Mini-Binoculars Will Travel

TRAVELING WITH BINOCULARS

Disclosure: Years ago we were asked to serve on the Alpen Optics Birding Pro-Staff and periodically we receive optics to test. Following is a report on using mini-binoculars while traveling.

In October we enjoyed a 1600-mile, 12-day clockwise loop around Washington State.    After picking up our rental car at the Spokane airport our journey took us through deserts, mountain passes, the Olympic rainforest, and even across Puget Sound on a ferry.

We enjoyed spotting new bird species, sea lions, jellyfish, Roosevelt elk, and a host of other wildlife. Good thing we brought along binoculars! We wouldn’t dream of traveling without binoculars and use them constantly. Even when we trek to New York City we tote along a pair. But, for this trip, they presented a dilemma.

We wanted to avoid checking baggage on the plane to save cost and the possibility of a lost suitcase.

Hoh Rainforest

Rich with compact binoculars.

Delta Airlines limited us to a small suitcase that we could carry on the plane. Squeezing nearly two weeks’ worth of clothes and supplies into these packs was a challenge. It became obvious that we couldn’t fit in our full-size binocs. Mini Binoculars to the rescue! Our Alpen Wings ED compact binoculars easily nested into a hiking boot that we tucked in the pack.

For all around general binocular use, and when we’re traveling by car, we always use full-size binoculars. They fit our hands well, provide a bright image, even at dawn and dusk, and their field of view is wide. Their downside is bulkiness.

Many optical companies sell high-quality compact binoculars. Go for quality. Inexpensive models are nearly useless. Here are the pros and cons of mini binoculars:

PRO

Compact binoculars are handy because they are small. They easily fit in a glove compartment, purse, or jacket pocket and take little space in a suitcase. Mini’s are ideal for travel. Quality ones have clear optics.

Having a pair of mini binoculars handy is always better than not having binoculars.

CON

Mini binoculars have a limited field of view and are rarely as good in low light situations as their full-size cousins. We find them a little harder to use and hold than full-size models and would never choose to use minis for long viewing sessions or if we went on specific birding excursions. But they are invaluable when size and weight are limited.

The best solution is to have two pairs of binoculars. One full sized model for general use and minis for travel and convenience.

May in Northeast Iowa

May is about the most exciting month to travel and camp out in Iowa.  We took in the Driftless area of Iowa and Wisconsin where we learned more about mounds at Effigy Mounds National Monument, ate at funky Café McGregor, took in Starks and Cabelas in Prairie du Chien, and entered our favorite forest over the “Forest Road” into Yellow River State Forest.

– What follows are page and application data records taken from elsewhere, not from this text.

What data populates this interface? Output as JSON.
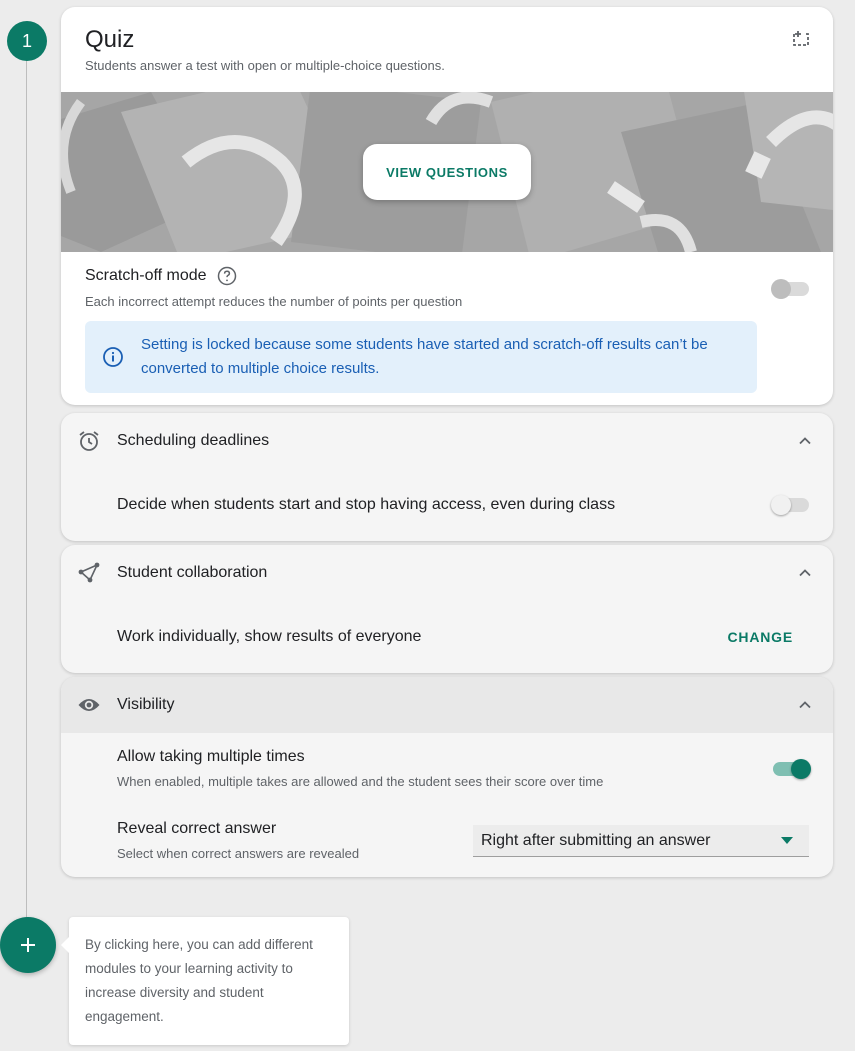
{
  "step": {
    "number": "1"
  },
  "quiz": {
    "title": "Quiz",
    "subtitle": "Students answer a test with open or multiple-choice questions.",
    "view_questions_label": "VIEW QUESTIONS",
    "scratch_off": {
      "title": "Scratch-off mode",
      "description": "Each incorrect attempt reduces the number of points per question",
      "enabled": false
    },
    "locked_notice": "Setting is locked because some students have started and scratch-off results can’t be converted to multiple choice results."
  },
  "scheduling": {
    "title": "Scheduling deadlines",
    "option_label": "Decide when students start and stop having access, even during class",
    "enabled": false
  },
  "collaboration": {
    "title": "Student collaboration",
    "value": "Work individually, show results of everyone",
    "change_label": "CHANGE"
  },
  "visibility": {
    "title": "Visibility",
    "multiple_takes": {
      "title": "Allow taking multiple times",
      "description": "When enabled, multiple takes are allowed and the student sees their score over time",
      "enabled": true
    },
    "reveal_answer": {
      "title": "Reveal correct answer",
      "description": "Select when correct answers are revealed",
      "selected": "Right after submitting an answer"
    }
  },
  "add_module": {
    "tooltip": "By clicking here, you can add different modules to your learning activity to increase diversity and student engagement."
  },
  "colors": {
    "accent": "#0b7a66",
    "info_background": "#e3f0fb",
    "info_text": "#1a5fb4"
  }
}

  • Note our reviews and thoughts are independent, unpaid and unsolicited.

Enjoy this photo journal of our stay.